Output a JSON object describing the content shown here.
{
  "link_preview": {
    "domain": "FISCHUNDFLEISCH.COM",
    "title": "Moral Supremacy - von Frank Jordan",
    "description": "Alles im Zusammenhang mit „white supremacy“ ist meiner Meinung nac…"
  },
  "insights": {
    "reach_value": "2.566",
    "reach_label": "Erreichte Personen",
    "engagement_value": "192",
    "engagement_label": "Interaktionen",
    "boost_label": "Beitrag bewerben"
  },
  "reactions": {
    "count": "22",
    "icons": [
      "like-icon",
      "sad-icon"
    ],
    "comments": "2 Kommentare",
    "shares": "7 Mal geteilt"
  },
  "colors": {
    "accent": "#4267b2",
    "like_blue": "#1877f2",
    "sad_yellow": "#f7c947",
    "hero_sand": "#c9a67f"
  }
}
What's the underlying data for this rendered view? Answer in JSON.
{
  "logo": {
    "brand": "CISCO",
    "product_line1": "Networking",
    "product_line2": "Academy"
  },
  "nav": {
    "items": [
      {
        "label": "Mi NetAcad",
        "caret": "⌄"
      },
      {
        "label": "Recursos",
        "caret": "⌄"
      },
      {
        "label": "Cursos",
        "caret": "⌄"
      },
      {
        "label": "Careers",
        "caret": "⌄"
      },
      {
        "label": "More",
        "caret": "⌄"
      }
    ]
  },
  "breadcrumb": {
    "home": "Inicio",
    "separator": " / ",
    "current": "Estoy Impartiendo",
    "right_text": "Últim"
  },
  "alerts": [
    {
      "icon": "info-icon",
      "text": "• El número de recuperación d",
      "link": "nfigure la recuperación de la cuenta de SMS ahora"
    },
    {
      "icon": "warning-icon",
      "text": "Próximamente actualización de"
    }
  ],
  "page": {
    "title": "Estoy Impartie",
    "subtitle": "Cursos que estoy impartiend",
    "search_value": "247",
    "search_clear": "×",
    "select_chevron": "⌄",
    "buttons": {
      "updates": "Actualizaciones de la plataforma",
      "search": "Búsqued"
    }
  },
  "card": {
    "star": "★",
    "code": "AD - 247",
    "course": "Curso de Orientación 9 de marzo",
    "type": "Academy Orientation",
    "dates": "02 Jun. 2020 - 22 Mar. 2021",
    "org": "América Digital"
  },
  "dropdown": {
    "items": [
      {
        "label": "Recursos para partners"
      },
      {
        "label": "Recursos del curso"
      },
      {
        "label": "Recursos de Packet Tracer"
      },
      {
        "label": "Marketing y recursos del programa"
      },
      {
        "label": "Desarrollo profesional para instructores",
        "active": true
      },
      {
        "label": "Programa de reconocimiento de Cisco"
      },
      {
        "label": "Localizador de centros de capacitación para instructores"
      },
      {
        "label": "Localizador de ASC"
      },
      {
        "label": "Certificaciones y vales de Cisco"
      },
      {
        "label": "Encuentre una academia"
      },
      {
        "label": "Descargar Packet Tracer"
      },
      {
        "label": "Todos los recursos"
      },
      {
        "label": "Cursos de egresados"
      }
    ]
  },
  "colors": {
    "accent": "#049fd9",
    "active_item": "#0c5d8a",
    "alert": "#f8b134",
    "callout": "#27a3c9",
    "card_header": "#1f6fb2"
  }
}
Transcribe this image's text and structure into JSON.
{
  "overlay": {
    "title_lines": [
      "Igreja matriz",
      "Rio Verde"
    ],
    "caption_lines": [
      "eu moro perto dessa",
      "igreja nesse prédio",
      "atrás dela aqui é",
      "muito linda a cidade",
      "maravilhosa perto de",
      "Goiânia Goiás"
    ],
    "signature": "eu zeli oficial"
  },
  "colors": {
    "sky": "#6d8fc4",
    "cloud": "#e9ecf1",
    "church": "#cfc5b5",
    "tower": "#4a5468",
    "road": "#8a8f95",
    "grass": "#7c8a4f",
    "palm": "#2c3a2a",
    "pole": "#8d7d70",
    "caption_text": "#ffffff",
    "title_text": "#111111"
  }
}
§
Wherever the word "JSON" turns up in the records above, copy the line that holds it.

Output a JSON object describing the content shown here.
What's the underlying data for this rendered view? Answer in JSON.
Transcribe this image's text and structure into JSON.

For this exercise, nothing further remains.